Although exposure to asbestos is hazardous, not every asbestos product is inherently hazardous. Being as in order to represent health risk asbestos must be inhaled, a true hazard is represented only by asbestos found in the air supply, a condition that is known as friable, or loose asbestos fibers. Stable asbestos compounds, such as tiles, intact cement, or other products, generally are not an immediate hazard. If you believe that you have been exposed to asbestos in some way or another, it is important to report it and seek immediate medical evaluation.

Asbestos Curtains

Claude Shafer [Public domain], via Wikimedia Commons

Theatre Fire

The cartoon above was drawn following the Iroquois Theater fire, which took place December 30, 1903, in Chicago, Illinois and in which at least 602 people died. It was the deadliest theater fire ever in the US.

The theater was billed as fireproof, however, the fire department had toured it before opening and found it deficient, as had others, including the use of wood in the construction and a lack of fire exits but they were unable to stop it opening and operating.

A fire started backstage, during an afternoon performance when a cloth curtain went on fire, and flames climbed high above the stage, igniting canvas stage scenery. The “fireproof” curtain was blocked from dropping by the construction and was later found not to be fireproof anyway, containing only a small amount of asbestos!

The audience included many women and children and the only way out was down a staircase that was blocked by the many people trying to use it at the same time. As the actors and stage hands leaving at the back managed to escape, their escape doors let in blasts of wind that fanned the flames at the front, creating a fireball that incinerated those still trapped in the upper levels of the theater.

The tragedy was the impulse for many health and safety laws on theater safety.

7 Surprising Uses Of Asbestos

Asbestos

Asbestos is a fibrous mineral that is useful for insulation for fire, heat and sound and was widely used in the 19th and early 20th centuries until the health problems associated with its use (causes cancer) meant it became banned in most countries. Asbestos had been used for thousands of years before this and some quite surprising uses were made of it. For instance:

1. Burn The Tablecloth to Clean It

Charlemagne

Charlemagne

The Emperoror Charlemagne is said to have had a tablecloth made of asbestos that was thrown on the fire to clean it and retrieved totally unharmed. He may have got the idea from the Persians who did the same with napkins. Credit: http://en.wikipedia.org/wiki/Asbestos

2. Used as Artificial Snow

Snow scenes in films used to use asbestos to produce the snow effect, for instance in the

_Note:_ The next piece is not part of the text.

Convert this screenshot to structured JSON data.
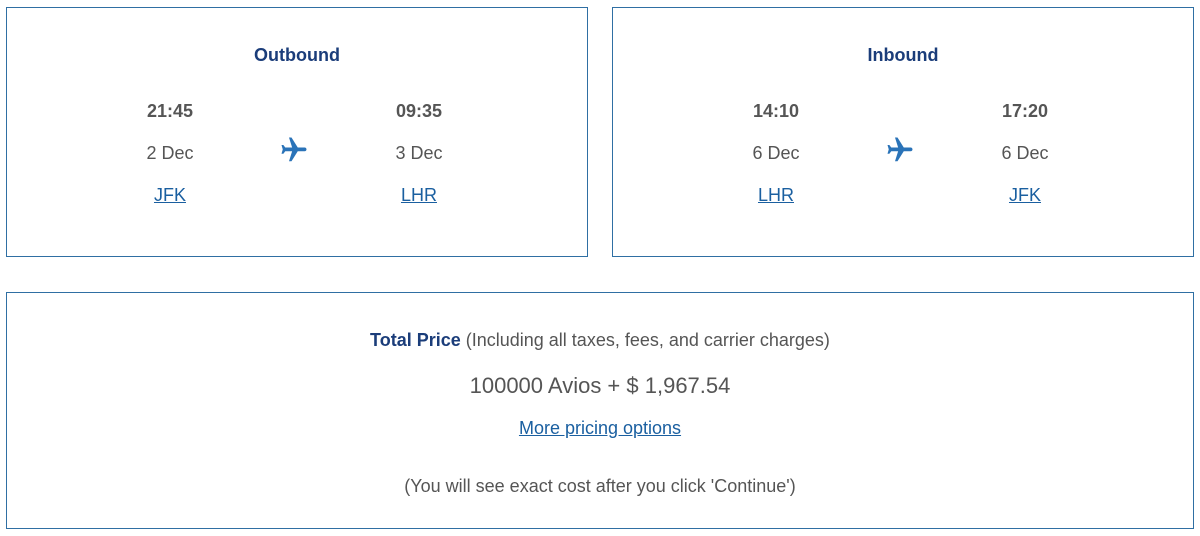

Judy Garland

Judy Garland, in the Wizard of Oz

Wizard of Oz film (1939) with Judy Garland and in Holiday Inn (1942) with Bing Crosby, where Bing sang the classical “White Christmas” song. It was also supplied as fake snow for households to use as decoration at Christmas. Credit: http://www.mesothelioma.com/asbestos-exposure/products/fake-snow/

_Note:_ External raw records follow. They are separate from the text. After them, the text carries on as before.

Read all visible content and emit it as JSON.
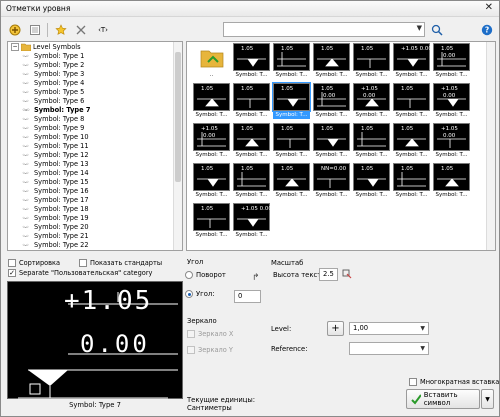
{
  "window": {
    "title": "Отметки уровня",
    "close_glyph": "✕"
  },
  "toolbar": {
    "text_button_label": "‹T›",
    "search_value": "",
    "icons": [
      "add-level-icon",
      "list-icon",
      "favorite-star-icon",
      "delete-icon",
      "text-style-icon",
      "search-icon",
      "help-icon"
    ]
  },
  "tree": {
    "root": "Level Symbols",
    "items": [
      "Symbol: Type 1",
      "Symbol: Type 2",
      "Symbol: Type 3",
      "Symbol: Type 4",
      "Symbol: Type 5",
      "Symbol: Type 6",
      "Symbol: Type 7",
      "Symbol: Type 8",
      "Symbol: Type 9",
      "Symbol: Type 10",
      "Symbol: Type 11",
      "Symbol: Type 12",
      "Symbol: Type 13",
      "Symbol: Type 14",
      "Symbol: Type 15",
      "Symbol: Type 16",
      "Symbol: Type 17",
      "Symbol: Type 18",
      "Symbol: Type 19",
      "Symbol: Type 20",
      "Symbol: Type 21",
      "Symbol: Type 22"
    ],
    "selected_index": 6
  },
  "grid": {
    "folder_caption": "..",
    "tiles": [
      {
        "caption": "Symbol: T...",
        "t1": "1.05",
        "t2": ""
      },
      {
        "caption": "Symbol: T...",
        "t1": "1.05",
        "t2": ""
      },
      {
        "caption": "Symbol: T...",
        "t1": "1.05",
        "t2": ""
      },
      {
        "caption": "Symbol: T...",
        "t1": "1.05",
        "t2": ""
      },
      {
        "caption": "Symbol: T...",
        "t1": "+1.05 0.00",
        "t2": ""
      },
      {
        "caption": "Symbol: T...",
        "t1": "1.05",
        "t2": "0.00"
      },
      {
        "caption": "Symbol: T...",
        "t1": "1.05",
        "t2": ""
      },
      {
        "caption": "Symbol: T...",
        "t1": "1.05",
        "t2": ""
      },
      {
        "caption": "Symbol: T...",
        "t1": "1.05",
        "t2": ""
      },
      {
        "caption": "Symbol: T...",
        "t1": "1.05",
        "t2": "0.00"
      },
      {
        "caption": "Symbol: T...",
        "t1": "+1.05",
        "t2": "0.00"
      },
      {
        "caption": "Symbol: T...",
        "t1": "1.05",
        "t2": ""
      },
      {
        "caption": "Symbol: T...",
        "t1": "+1.05",
        "t2": "0.00"
      },
      {
        "caption": "Symbol: T...",
        "t1": "+1.05",
        "t2": "0.00"
      },
      {
        "caption": "Symbol: T...",
        "t1": "1.05",
        "t2": ""
      },
      {
        "caption": "Symbol: T...",
        "t1": "1.05",
        "t2": ""
      },
      {
        "caption": "Symbol: T...",
        "t1": "1.05",
        "t2": ""
      },
      {
        "caption": "Symbol: T...",
        "t1": "1.05",
        "t2": ""
      },
      {
        "caption": "Symbol: T...",
        "t1": "1.05",
        "t2": ""
      },
      {
        "caption": "Symbol: T...",
        "t1": "+1.05",
        "t2": "0.00"
      },
      {
        "caption": "Symbol: T...",
        "t1": "1.05",
        "t2": ""
      },
      {
        "caption": "Symbol: T...",
        "t1": "1.05",
        "t2": ""
      },
      {
        "caption": "Symbol: T...",
        "t1": "1.05",
        "t2": ""
      },
      {
        "caption": "Symbol: T...",
        "t1": "NN=0.00",
        "t2": ""
      },
      {
        "caption": "Symbol: T...",
        "t1": "1.05",
        "t2": ""
      },
      {
        "caption": "Symbol: T...",
        "t1": "1.05",
        "t2": ""
      },
      {
        "caption": "Symbol: T...",
        "t1": "1.05",
        "t2": ""
      },
      {
        "caption": "Symbol: T...",
        "t1": "1.05",
        "t2": ""
      },
      {
        "caption": "Symbol: T...",
        "t1": "+1.05 0.00",
        "t2": ""
      }
    ],
    "selected_index": 8
  },
  "options": {
    "sort_label": "Сортировка",
    "show_standards_label": "Показать стандарты",
    "separate_label": "Separate \"Пользовательская\" category",
    "separate_checked": "✓"
  },
  "preview": {
    "main_value": "+1.05",
    "sub_value": "0.00",
    "caption": "Symbol: Type 7"
  },
  "angle": {
    "group_label": "Угол",
    "rotation_label": "Поворот",
    "angle_label": "Угол:",
    "angle_value": "0"
  },
  "scale": {
    "group_label": "Масштаб",
    "text_height_label": "Высота текста",
    "text_height_value": "2.5"
  },
  "mirror": {
    "group_label": "Зеркало",
    "mirror_x_label": "Зеркало X",
    "mirror_y_label": "Зеркало Y"
  },
  "level": {
    "level_label": "Level:",
    "level_value": "1,00",
    "reference_label": "Reference:",
    "reference_value": ""
  },
  "units": {
    "label": "Текущие единицы:",
    "value": "Сантиметры"
  },
  "footer": {
    "multi_insert_label": "Многократная вставка",
    "insert_button_label": "Вставить символ"
  },
  "colors": {
    "selection": "#3399ff",
    "accent_green": "#2a9a2a",
    "folder": "#e7b53b"
  }
}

3. Baby Talcum Powder used to contain Asbestos

Talc is a mineral that is mined from the Earth and is used in many cosmetics and for making talcum powder. It is often found in areas where asbestos is also found, so there can be some contamination of the talc with asbestos. Since the 1970s, companies in the USA have been required to ensure that cosmetic grade talc is free from asbestos. http://www.fda.gov/Cosmetics/ProductsIngredients/Ingredients/ucm293184.htm

4. Used in Making Cheese

Spores were placed on asbestos for making blue cheeses

Credit: http://www.weitzlux.com/asbestos-products_1962747.html

5. Used in Fermentation Tanks for Producing Methane.

Credit: http://www.ncbi.nlm.nih.gov/pmc/articles/PMC533400/pdf/jbacter00821-0058.pdf Page 70

6. Used to Give the Appearance of Dust in Theatre Productions

cobwebFor instance, dust on Cobwebs and wine kegs and in old attics!.

Credit: http://www.aic.org.uk/Asbestsuses.htm

7. In Soldiers’ Helmets and Gas Masks

gas mask and helmet

gas mask and helmet

Asbestos was used in helmets from WWI and in gas masks in WW2

Credit: http://www.dailymail.co.uk/news/article-2626948/Teachers-told-use-wartime-helmets-gas-masks-classroom-props-contain-ASBESTOS.html